In his interview before the Select Board, DeBoer, who has been a police officer for 30 years and has served in the HPD for nearly a quarter century, stressed his leadership as a role model for the younger officers. He also has served as union president twice.
He added that he has worked his way up through the ranks, starting as a part-time officer and dispatcher in his hometown of Westborough before serving most recently as an HPD detective.
“I add a lot of depth to the Hopkinton Police Department,” he said, noting that he was chosen for a federal task force. “And through that, I’ve been able to work with the chief, other sergeants and the command staff to help establish policies.”
One accomplishment was when he cracked a case in August regarding a Marlborough man accused of breaking into homes in Hopkinton and at least four other communities. The alleged robber’s distinctive pickup truck led to his arrest.
Santoro has been with the HPD for eight years, now one of the senior members of the force. He currently serves as the school resource officer, building a bridge between the department and young people. Bennett referred to him as “an outstanding officer and a great listener.”

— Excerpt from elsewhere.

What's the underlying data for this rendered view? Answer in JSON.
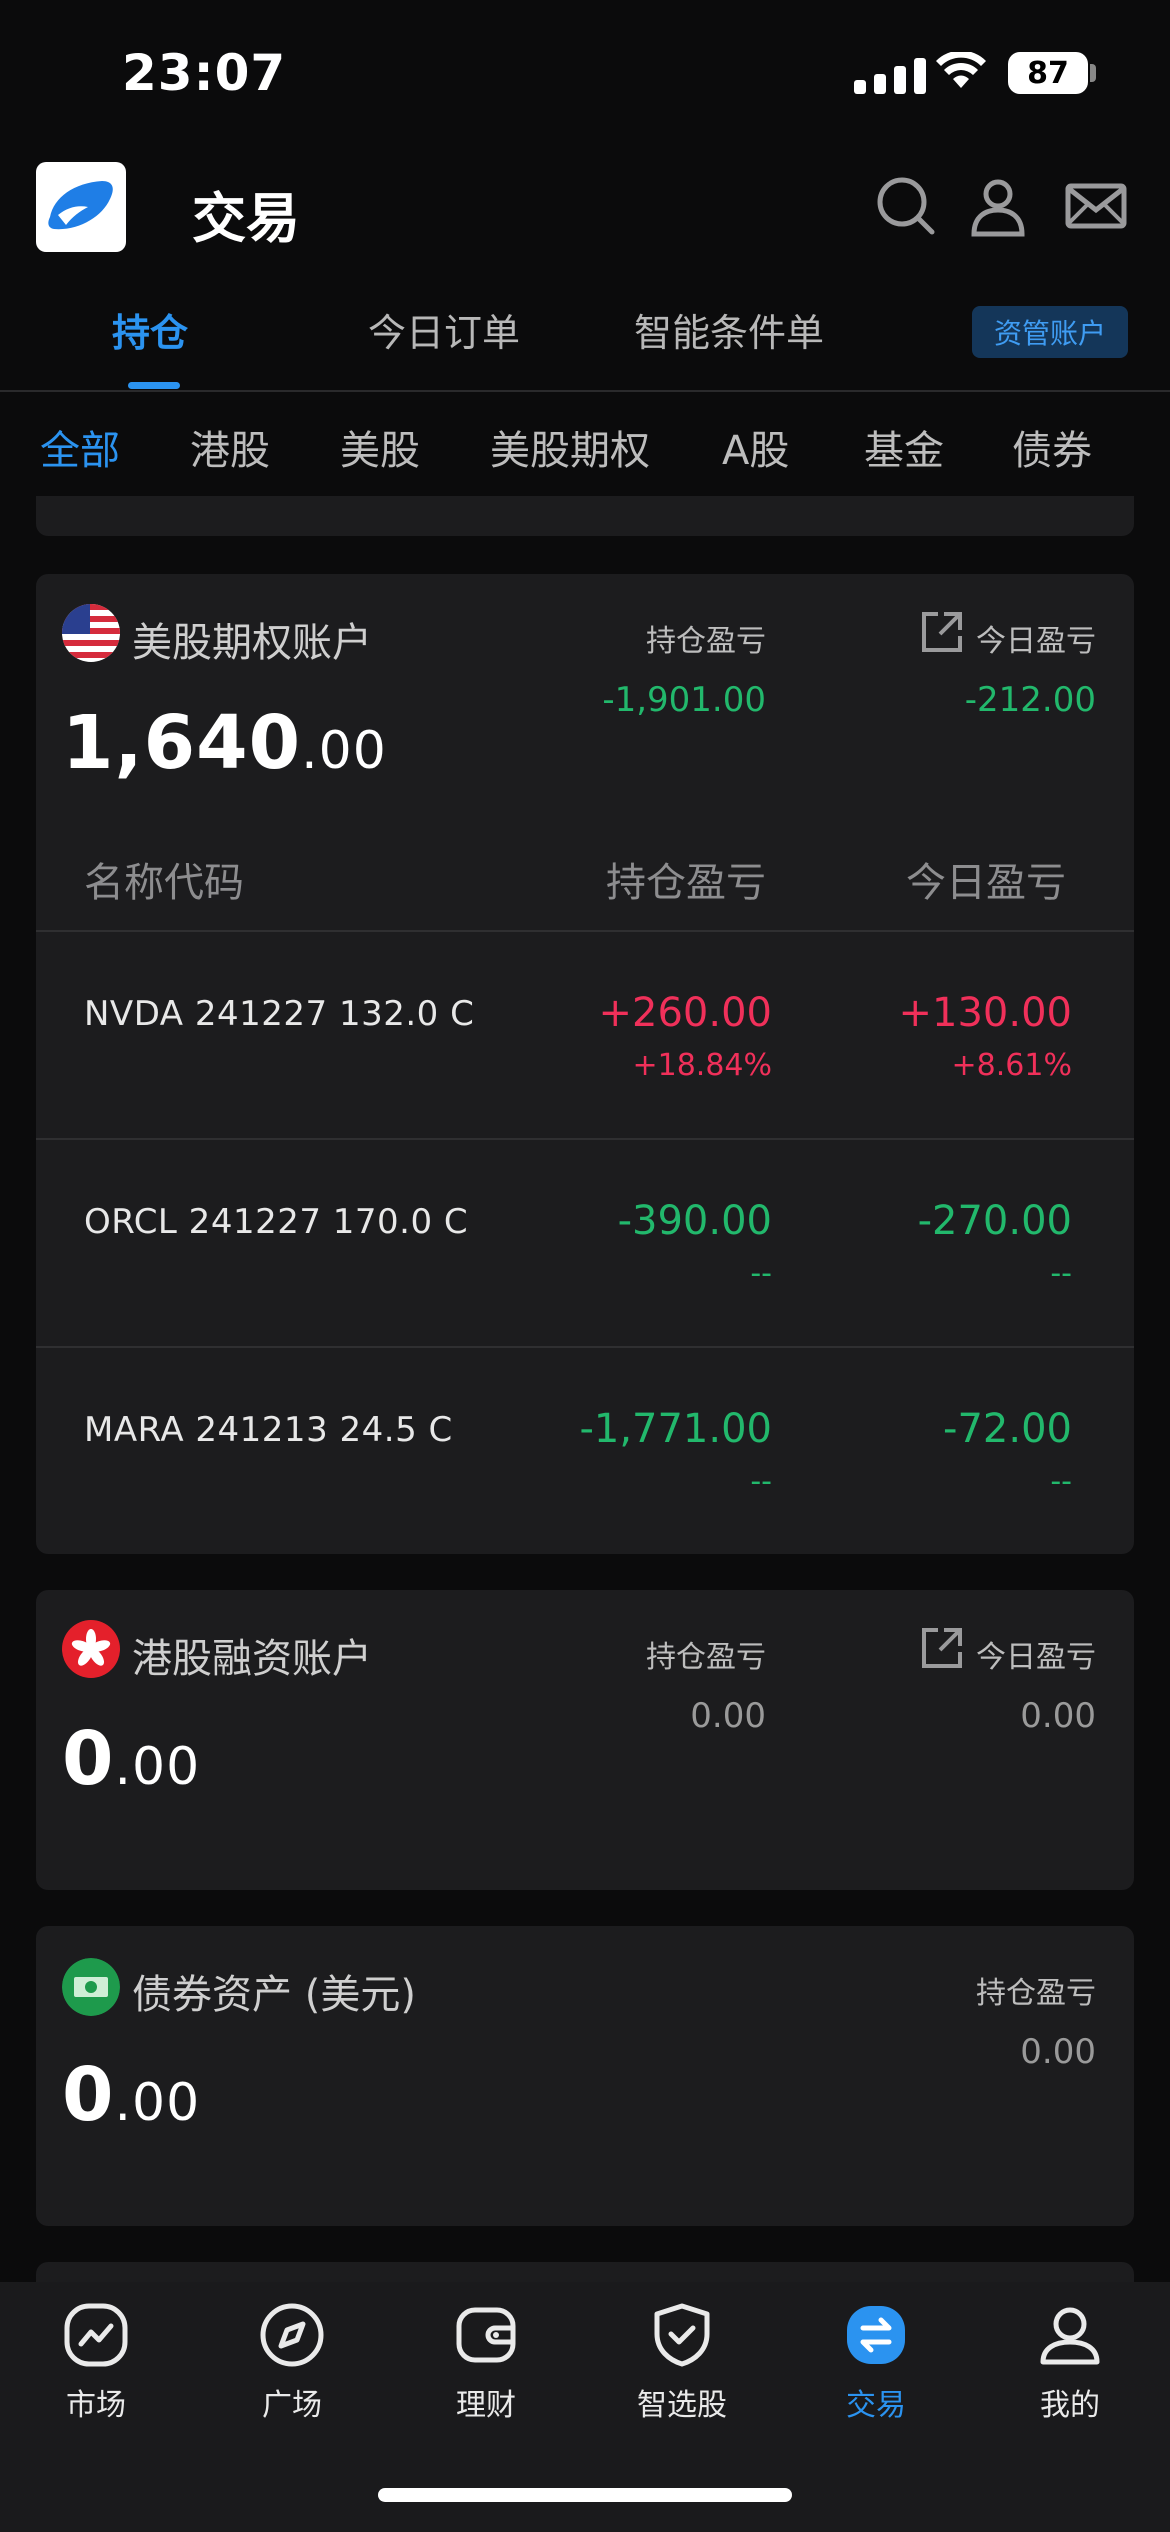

He said he learned from a mentor that officers should treat everyone they serve as if they were someone they care about. Respect and empathy are key traits that have helped him develop trust within the community and the schools.
Santoro also reflected on Hopkinton’s growing diversity, noting that everyone is deserving of respect.
“In fact, I think it’s a positive that we’re getting more diverse and that we’re learning from each other,” he added, “learning different perspectives and maybe learning why people think different ways.”
Santoro described himself as “a silent leader.” He is looking forward to taking on a more active role as a sergeant.
FY 25 budget requests reviewed
Fisca year 2025 budget and capital hearings were held to review the request of the Fire Department, Police Department, Communications Department, Department of Public Works and Engineering/Facilities Department.
Fire Chief Gary Daugherty Jr. noted that the call volume has grown in proportion with the town’s growth. His budget request totaled nearly $3.2 million, an increase of about 3% over the FY 24 budget. Some equipment needed includes a new ambulance at a cost of $520,000 and the replacement of a Lucas 3 CPR machine at $23,382.96 to replace a 10-year-old model.
Bennett noted that the police budget is level funded for operational expenses. He explained that the department’s budget is mainly based on personnel services and contractual obligations amounting to a total impact increase of 5.5% over the previous year’s budget.
A needed HPD expense is for three additional police cruisers to maintain the current fleet for $217,300. A cheaper vendor was found for installation of equipment. Two cars are currently in the shop.
Town Manager transition plan discussed
Town Manager Norman Khumalo is working on a transition plan with the Select Board. Although he is bound by his contract with the town until June, he and the board are working toward a mutually agreeable earlier date.
Longtime Assistant Town Manager Elaine Lazarus will serve in the interim Town Manager role once Khumalo leaves and the search for a new town manager can commence.
Committee appointments approved
The board unanimously voted for Michelle Murdock to serve on the HCAM Board of Directors. Murdock has had a long history of involvement with HCAM.
Applicants Carissa Durfee, Katie Pierce, Siwei (Sarah) Chen and Kanchan Tare were appointed to three-year terms on the Cultural Council.